In a related story, Shimano is now selling glasses with gravel-specific lenses. Unironically, I might add.
My point here is the counterpoint to last time, which, I realize now, gave some credence to "a game of millimeters" philosophy. We realize that a lot of wheel selection is based on extrinsic performance features, and understanding what aspects of performance are most important for each rider can facilitate wheel choice and purchase.
While there are objective measures to consider around wheel depth and tire width, ultimately we've found our customers are trying to find the wheelset that makes them happiest. And a lot of what makes people happy with their choice is actually quite subjective. In fact, sometimes objective truths can undermine a subjectively happy frame of mind. I'll give you an example.
I used to race crits on Challenge tires. I chose them because I like niche brands with interesting stories, and these were also tan sidewalls - a bit of a rarity a decade ago. So this combination of intrinsic preferences influenced my perception of extrinsic benefits. I was convinced I could tell a difference in the way they felt, the amount of grip they provided in corners, how their light weight contributed to acceleration. I was more confident on them, and felt like I was giving myself my best chance of success.
And then I learned they were extremely slow in the wind tunnel, and that I had grossly overestimated the benefits of their weight on acceleration. My bubble popped, and I instead switched to the same Conti GPs everyone else was (and still is) riding. A little ruefully if I'm being honest.

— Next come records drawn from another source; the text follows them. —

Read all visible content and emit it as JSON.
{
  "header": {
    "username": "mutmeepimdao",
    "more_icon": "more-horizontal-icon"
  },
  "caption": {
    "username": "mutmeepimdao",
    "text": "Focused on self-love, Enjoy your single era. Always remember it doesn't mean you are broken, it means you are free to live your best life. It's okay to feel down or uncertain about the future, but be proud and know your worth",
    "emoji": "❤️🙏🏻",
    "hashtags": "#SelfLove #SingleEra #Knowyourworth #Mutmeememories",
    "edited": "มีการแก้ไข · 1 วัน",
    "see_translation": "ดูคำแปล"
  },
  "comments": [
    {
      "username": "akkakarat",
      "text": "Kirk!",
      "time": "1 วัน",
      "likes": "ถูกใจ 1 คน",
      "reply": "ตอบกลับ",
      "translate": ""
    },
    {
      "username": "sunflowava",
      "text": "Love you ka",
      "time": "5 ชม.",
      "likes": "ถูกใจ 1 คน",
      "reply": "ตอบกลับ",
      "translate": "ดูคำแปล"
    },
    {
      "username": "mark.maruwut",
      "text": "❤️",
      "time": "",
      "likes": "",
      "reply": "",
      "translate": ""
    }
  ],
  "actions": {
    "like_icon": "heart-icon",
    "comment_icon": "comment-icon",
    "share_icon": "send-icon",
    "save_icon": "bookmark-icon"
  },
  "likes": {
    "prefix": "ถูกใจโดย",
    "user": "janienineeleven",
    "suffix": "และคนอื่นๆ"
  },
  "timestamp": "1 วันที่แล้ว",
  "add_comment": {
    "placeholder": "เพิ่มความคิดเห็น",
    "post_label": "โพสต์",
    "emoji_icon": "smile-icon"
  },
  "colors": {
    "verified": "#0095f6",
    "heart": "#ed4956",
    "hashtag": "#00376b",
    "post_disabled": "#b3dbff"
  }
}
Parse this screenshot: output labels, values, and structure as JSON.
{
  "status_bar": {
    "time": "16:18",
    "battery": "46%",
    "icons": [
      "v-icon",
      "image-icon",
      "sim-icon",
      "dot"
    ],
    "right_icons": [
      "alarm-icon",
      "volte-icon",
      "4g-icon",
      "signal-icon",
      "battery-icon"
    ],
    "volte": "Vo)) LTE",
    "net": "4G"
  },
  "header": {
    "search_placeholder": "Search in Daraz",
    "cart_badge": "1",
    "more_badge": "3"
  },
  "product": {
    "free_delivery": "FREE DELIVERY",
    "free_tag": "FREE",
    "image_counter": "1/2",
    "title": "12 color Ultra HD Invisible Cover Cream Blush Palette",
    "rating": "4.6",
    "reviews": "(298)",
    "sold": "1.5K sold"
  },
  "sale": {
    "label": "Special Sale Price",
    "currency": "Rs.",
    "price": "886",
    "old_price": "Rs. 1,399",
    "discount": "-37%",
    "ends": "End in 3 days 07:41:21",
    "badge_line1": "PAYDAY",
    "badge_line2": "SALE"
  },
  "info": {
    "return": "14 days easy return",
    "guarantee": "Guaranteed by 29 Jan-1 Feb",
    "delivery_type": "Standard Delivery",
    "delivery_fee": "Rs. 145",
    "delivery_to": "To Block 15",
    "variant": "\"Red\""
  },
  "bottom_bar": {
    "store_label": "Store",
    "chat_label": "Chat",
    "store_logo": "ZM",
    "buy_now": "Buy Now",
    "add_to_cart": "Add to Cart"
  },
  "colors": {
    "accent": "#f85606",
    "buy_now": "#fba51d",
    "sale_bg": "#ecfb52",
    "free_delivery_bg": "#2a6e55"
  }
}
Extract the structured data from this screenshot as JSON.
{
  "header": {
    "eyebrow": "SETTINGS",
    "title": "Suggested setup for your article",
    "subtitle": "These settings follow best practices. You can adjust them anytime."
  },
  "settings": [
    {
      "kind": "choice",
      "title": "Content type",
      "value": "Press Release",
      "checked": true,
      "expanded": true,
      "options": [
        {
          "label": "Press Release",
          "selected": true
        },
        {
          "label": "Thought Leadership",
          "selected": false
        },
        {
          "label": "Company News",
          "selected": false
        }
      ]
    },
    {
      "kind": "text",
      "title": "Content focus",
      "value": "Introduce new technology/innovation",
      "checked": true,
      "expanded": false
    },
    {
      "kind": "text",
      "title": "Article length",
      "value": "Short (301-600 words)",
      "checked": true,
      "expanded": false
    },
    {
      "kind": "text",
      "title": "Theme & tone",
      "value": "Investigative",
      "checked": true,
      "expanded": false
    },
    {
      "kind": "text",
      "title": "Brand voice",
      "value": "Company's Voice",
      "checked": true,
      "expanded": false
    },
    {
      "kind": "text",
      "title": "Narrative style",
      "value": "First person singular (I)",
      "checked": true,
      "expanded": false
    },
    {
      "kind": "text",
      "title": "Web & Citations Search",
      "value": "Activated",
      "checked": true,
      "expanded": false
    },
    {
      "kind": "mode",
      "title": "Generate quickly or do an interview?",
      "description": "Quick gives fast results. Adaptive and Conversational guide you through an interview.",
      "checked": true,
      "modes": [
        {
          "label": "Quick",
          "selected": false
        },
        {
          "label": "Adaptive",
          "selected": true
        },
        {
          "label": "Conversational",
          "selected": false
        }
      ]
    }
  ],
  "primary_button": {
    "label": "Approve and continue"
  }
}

We used to play that game. We've been to the wind tunnel, not just measuring our wheels but LOTS of brands' wheels, and also round vs bladed spokes, rim brakes vs disc brakes, all sorts of stuff. And we've done testing on braking heat and wheel flex and all sorts of objective measures to help people make better informed decisions.
But that's not how everyone makes decisions. And I know from my tire experience that sometimes it should actively be not how some people make decisions. I don't mean to say that ignorance is bliss, but only because that's a cliche. There is definitely joy in being unfettered with too much objective truth. Especially when we're talking about wheelsets. For our bicycles.
All of which is to say that if the millimeters matter, let's have that conversation. But if they don't, screw the idea of choosing based on depth or internal width. 2mm here or there isn't going to make a real difference in how much fun you have. But - believe me - thinking you've bought the wrong thing sure can.
Nothing in the last 5 or 6 years has been so much a joy to ride as my original Rail 52’s!
I miss them.
With all the fantastic upgrades in frame builds, braking and drive trains, wheel sets remain uninspiring. That’s not to say modern carbon wheels don’t work, they do and quite well. Perhaps it’s just the “It” factor of my old 52’s that I miss. I’ve been contemplating having them rebuilt with discs just so I can occasionally spend a beautiful Sunday morning rolling quickly through the Kettle Moraines.